=== PROBLEM DESCRIPTION ===
Every entry is to be returned exactly as it stands; the pictures are to be dropped.

Items from a data source
§

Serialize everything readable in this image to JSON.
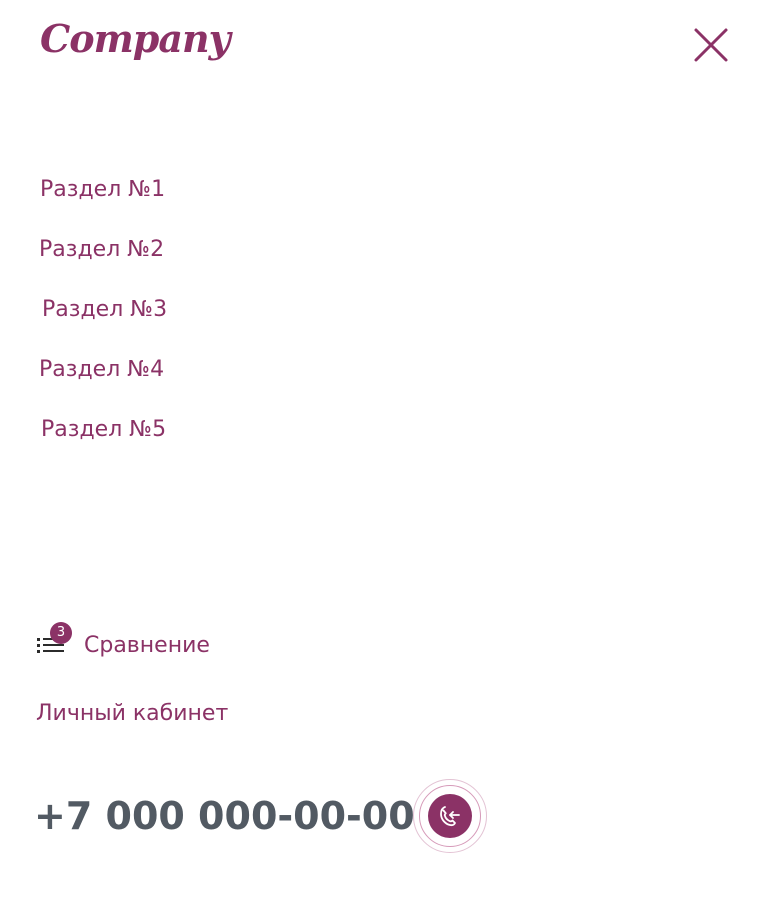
{
  "header": {
    "logo_text": "Company",
    "close_icon": "close-icon"
  },
  "nav": {
    "items": [
      {
        "label": "Раздел №1"
      },
      {
        "label": "Раздел №2"
      },
      {
        "label": "Раздел №3"
      },
      {
        "label": "Раздел №4"
      },
      {
        "label": "Раздел №5"
      }
    ]
  },
  "compare": {
    "icon": "list-icon",
    "badge_count": "3",
    "label": "Сравнение"
  },
  "account": {
    "label": "Личный кабинет"
  },
  "contact": {
    "phone": "+7 000 000-00-00",
    "callback_icon": "phone-callback-icon"
  },
  "colors": {
    "accent": "#8b3266",
    "phone_text": "#525a63",
    "background": "#ffffff"
  }
}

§

=== FINISHED TASK ===
Serialize everything readable in this image to JSON.
{
  "header": {
    "logo_text": "Company",
    "close_icon": "close-icon"
  },
  "nav": {
    "items": [
      {
        "label": "Раздел №1"
      },
      {
        "label": "Раздел №2"
      },
      {
        "label": "Раздел №3"
      },
      {
        "label": "Раздел №4"
      },
      {
        "label": "Раздел №5"
      }
    ]
  },
  "compare": {
    "icon": "list-icon",
    "badge_count": "3",
    "label": "Сравнение"
  },
  "account": {
    "label": "Личный кабинет"
  },
  "contact": {
    "phone": "+7 000 000-00-00",
    "callback_icon": "phone-callback-icon"
  },
  "colors": {
    "accent": "#8b3266",
    "phone_text": "#525a63",
    "background": "#ffffff"
  }
}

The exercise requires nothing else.